More than 50 people were taken to hospitals in Greenville, and between 50 and 70 homes were destroyed, Lamb said.

“Reports are still incoming,” Mike Sprayberry, deputy director of the North Carolina Division of Emergency Management, said Sunday morning.

The death toll across six states includes another 9 in other parts of North Carolina; 4 in Virginia; 7 in Alabama, 2 in Oklahoma, 7 in Arkansas, and 1 in Mississippi.

Virginia Gov. Bob McDonnell declared a state of emergency “to direct all possible resources towards responding to this event.”

For North Carolina, “When the storm count is finalized, this will likely be an historic tornado outbreak,” said CNN meteorologist Jacqui Jeras. “It is quite unusual to have this many supercell tornadoes of this intensity strike the area.”

North Carolina normally gets about 19 tornadoes a year, according to the National Climatic Data Center. There are 90 preliminary reports of tornadoes in the state in the latest storm system. A single tornado often gets multiple reports, so it is not immediately clear how many there were, Jeras explained. “But regardless, this is an epic event.”

The deaths in North Carolina included 3 people in Raleigh who were killed in mobile homes, the weather service said. In eastern North Carolina, 2 people died near Ammon, 1 was killed in the Bladenboro area and another died in the Benson and Black Creek area, the weather service said.

North Carolina state Rep. Mike Stone reported 2 additional deaths in Lee County.

At Camp Lejeune, according to a news release, an unknown number of base residents suffered injuries, and nearly 30 homes were damaged following a series of tornadoes that touched down near a housing area Saturday evening.

One seriously injured child was taken to a nearby hospital, according to the statement.

The storm rendered 5 homes uninhabitable and prompted officials to set up a temporary shelter at a nearby elementary school, the statement read.

Gov. Bev Perdue declared a state of emergency for the entire state, according to the North Carolina Division of Emergency Management.

“We’ve been assured we’ll have whatever federal support we’ll need,” Perdue told reporters late Saturday.

The governor said that as of late Saturday, the number of storm-related power outages had dropped from 250,000 to 143,000.

The service said more than 100 twisters have been spotted across the region during the recent storms.

In South Carolina, a tornado cut through Berkeley County, destroying a church and injuring 6 people, the weather service said.

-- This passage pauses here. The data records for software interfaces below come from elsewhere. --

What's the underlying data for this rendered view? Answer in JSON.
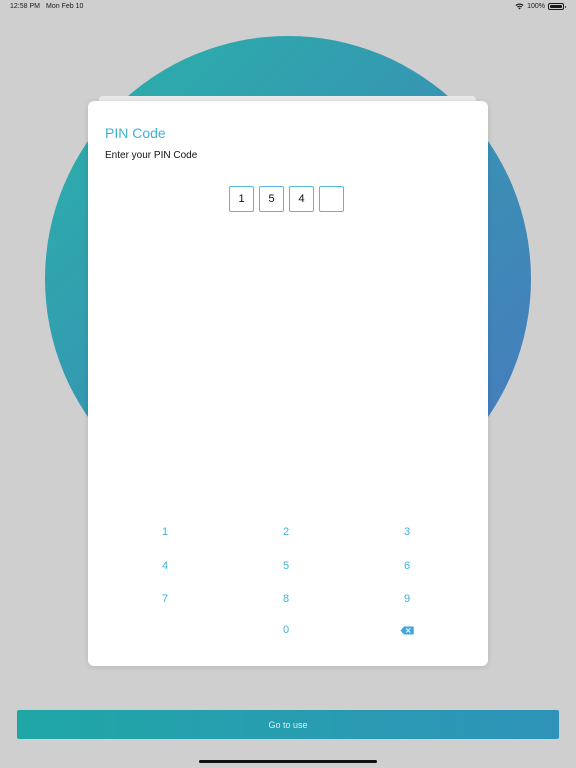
{
  "status_bar": {
    "time": "12:58 PM",
    "date": "Mon Feb 10",
    "battery": "100%",
    "icons": [
      "wifi-icon",
      "battery-icon"
    ]
  },
  "dialog": {
    "title": "PIN Code",
    "subtitle": "Enter your PIN Code",
    "pin_digits": [
      "1",
      "5",
      "4",
      ""
    ]
  },
  "keypad": {
    "keys": [
      "1",
      "2",
      "3",
      "4",
      "5",
      "6",
      "7",
      "8",
      "9",
      "0"
    ],
    "backspace_icon": "backspace-icon"
  },
  "footer": {
    "button_label": "Go to use"
  },
  "colors": {
    "accent": "#3fb2d8",
    "background": "#cfcfcf",
    "circle_start": "#1ab0a6",
    "circle_end": "#3f6fbf"
  }
}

Meanwhile, emergency crews in Georgia, Mississippi, and Alabama worked to assess the damage after the storm system moved north through the Carolinas and up into southern Virginia.

In Virginia, 3 Gloucester County residents died and 64 suffered injuries from the fast-moving storms Saturday, according to Bob Spieldenner, director of public affairs for the Virginia Department of Emergency Management.

A tornado also ripped the roof off a school in the county, felled trees that blocked multiple roads, and severed power lines, leaving 9,300 people without electricity, according to Spieldenner.

In the Shenandoah Valley, in the western part of the state, a child died after being swept away in a flash flood, according to the National Weather Service. Spieldenner said authorities rescued another flood victim, but a third is missing.

The storms were the latest in a round of severe weather that has hit parts of the Midwest and South since Thursday. They left a trail of downed trees and power lines, scattered cars, and crushed homes as it moved east.